And that’s how we can keep coming back, season after season, down to the ground where the hard work happens and then up again into the sky. Not to escape from our groundedness into some imagined heaven but to see more clearly the heaven that is right here, all around us, and to which, with every atom of our being, we belong.

That’s the secret power that powers our wings and keeps us singing. Even on days when the sun is not shining.


Wren said...

Thanks for your wonderful example of joy, and how it leads us to give of ourselves freely.

Sharon J said...

"It is only when our passion is infused with spirituality and when our anguish is shot through with joy that we are able to fly high enough above the world’s problems to see the larger landscape."

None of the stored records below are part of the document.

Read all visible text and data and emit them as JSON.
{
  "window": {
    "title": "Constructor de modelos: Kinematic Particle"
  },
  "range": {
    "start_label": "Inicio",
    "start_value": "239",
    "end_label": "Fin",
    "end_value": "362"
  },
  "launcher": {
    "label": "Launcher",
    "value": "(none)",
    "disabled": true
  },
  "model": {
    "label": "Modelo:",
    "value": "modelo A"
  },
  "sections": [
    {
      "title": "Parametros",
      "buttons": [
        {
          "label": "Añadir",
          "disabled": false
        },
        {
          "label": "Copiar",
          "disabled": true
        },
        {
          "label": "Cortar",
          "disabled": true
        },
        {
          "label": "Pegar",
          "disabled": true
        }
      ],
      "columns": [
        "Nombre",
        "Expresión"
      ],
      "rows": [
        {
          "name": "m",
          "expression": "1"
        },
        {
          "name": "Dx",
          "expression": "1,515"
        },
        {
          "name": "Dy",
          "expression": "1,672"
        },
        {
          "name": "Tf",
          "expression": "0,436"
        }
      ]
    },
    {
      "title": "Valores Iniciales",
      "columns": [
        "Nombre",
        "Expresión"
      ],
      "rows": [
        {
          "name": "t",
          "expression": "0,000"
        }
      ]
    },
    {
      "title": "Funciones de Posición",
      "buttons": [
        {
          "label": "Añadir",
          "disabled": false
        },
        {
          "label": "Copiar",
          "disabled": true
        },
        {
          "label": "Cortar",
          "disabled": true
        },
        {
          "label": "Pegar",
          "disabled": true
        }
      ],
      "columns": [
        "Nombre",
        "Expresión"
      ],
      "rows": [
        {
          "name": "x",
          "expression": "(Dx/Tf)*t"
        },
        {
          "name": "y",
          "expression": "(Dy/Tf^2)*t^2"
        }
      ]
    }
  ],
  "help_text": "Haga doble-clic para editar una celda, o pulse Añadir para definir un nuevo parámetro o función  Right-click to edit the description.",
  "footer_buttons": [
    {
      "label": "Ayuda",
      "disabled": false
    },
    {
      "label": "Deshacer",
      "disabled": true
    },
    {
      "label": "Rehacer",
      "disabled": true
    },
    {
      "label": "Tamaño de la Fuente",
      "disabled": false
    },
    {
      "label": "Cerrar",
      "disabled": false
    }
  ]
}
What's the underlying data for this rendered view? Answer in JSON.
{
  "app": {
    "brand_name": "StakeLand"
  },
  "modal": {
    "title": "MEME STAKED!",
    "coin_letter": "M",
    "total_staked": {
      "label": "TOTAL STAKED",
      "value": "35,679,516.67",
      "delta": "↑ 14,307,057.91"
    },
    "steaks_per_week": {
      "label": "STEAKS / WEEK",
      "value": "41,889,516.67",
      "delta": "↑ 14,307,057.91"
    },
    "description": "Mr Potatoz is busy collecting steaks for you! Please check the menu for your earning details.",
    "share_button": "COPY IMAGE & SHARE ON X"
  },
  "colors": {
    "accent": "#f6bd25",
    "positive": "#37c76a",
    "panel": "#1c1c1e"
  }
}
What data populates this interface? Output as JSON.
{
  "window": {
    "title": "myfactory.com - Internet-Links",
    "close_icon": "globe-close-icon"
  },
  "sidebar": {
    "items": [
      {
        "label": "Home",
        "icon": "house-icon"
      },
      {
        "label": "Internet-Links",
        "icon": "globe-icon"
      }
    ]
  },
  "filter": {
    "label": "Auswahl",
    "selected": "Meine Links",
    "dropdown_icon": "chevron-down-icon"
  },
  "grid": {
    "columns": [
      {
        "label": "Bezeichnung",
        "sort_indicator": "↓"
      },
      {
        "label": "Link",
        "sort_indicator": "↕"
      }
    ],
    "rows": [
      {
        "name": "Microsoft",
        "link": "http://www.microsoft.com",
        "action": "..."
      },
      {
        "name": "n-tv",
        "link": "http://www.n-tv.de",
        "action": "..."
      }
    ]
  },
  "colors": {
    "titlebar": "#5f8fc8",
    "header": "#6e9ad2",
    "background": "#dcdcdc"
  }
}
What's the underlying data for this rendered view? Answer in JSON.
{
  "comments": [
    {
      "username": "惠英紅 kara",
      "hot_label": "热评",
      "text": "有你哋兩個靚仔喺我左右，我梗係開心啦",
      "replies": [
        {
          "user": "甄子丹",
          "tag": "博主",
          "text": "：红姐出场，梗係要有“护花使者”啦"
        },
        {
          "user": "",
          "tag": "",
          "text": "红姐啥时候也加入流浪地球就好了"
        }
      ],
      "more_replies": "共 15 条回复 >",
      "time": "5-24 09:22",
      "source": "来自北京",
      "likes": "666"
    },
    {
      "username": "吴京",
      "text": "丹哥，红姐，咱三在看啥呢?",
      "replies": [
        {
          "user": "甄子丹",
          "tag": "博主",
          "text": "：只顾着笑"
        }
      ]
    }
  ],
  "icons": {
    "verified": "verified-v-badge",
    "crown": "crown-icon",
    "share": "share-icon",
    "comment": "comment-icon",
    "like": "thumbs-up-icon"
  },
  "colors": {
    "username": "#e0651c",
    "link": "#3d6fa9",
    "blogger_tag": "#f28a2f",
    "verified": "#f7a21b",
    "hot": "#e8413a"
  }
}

Such wise words. Thank you.

Barbara said...

This is beautiful, Marian. Thank you so much. It lifts my soul...

Anonymous said...

Lovely, Marion. I, like Sharon, found the line about "anguish shot through with joy" to be especially poignant. I was blind-sided the other week by the news that the oceans have reached their tipping point.

I could scarcely believe my eyes when I walked up to the fields near the Belgian village where I live and saw and heard a skylark for the first time. I knew what it was straight away although we don't have them in Canada. I had been missing my family and thinking particularly of my father, a WW2 vet, who was in his final illnes with cancer. The poem "In Flanders' Fields" (written by a Canadian) was running in my mind, as it continued to do every time I went for a walk for the first couple of years we were here: "...and the larks, still bravely singing, fly... I was almost brought to my knees with wonder and gratitude.

High Power Rocketry said...

: )

Cheryl said...

I am so glad I stumbled across your blog. What an inspirational piece of work. It lifted my spirit and restored my soul, thank you so very much.

I to hear sky larks, but they have not arrived yet. To hear them is a total and complete joy.

Karen said...

Trying to come from a place of love rather than anguish and anger is always a challenge, but you're right, it keeps us from burnout. wonderful words. After a long hard winter here in Kansas, the first dark morning that I heard birdsong (solo, plaintive) gave me such a rush of pleasure it was difficult to describe.

LadyLuz said...

It's been so very pleasurable to wander through your blog and feel uplifted and infused with some of your positivity.

Thank you Marion.

Anonymous said...

You go, girl! Sorry to post this commnent so late, but I read blogs when I can, and there are so many lovely ones. I do believe that action comes so much more easily out of love and gratitude, than it does from a sense of "duty." And I so love the birds, and what they have to teach us. Thanbks for this.

dok said...

Beautiful sentiment...and photographs...thank you...I will return!

I hope you will visit IdeasforGoingGreen

I think you'll like it!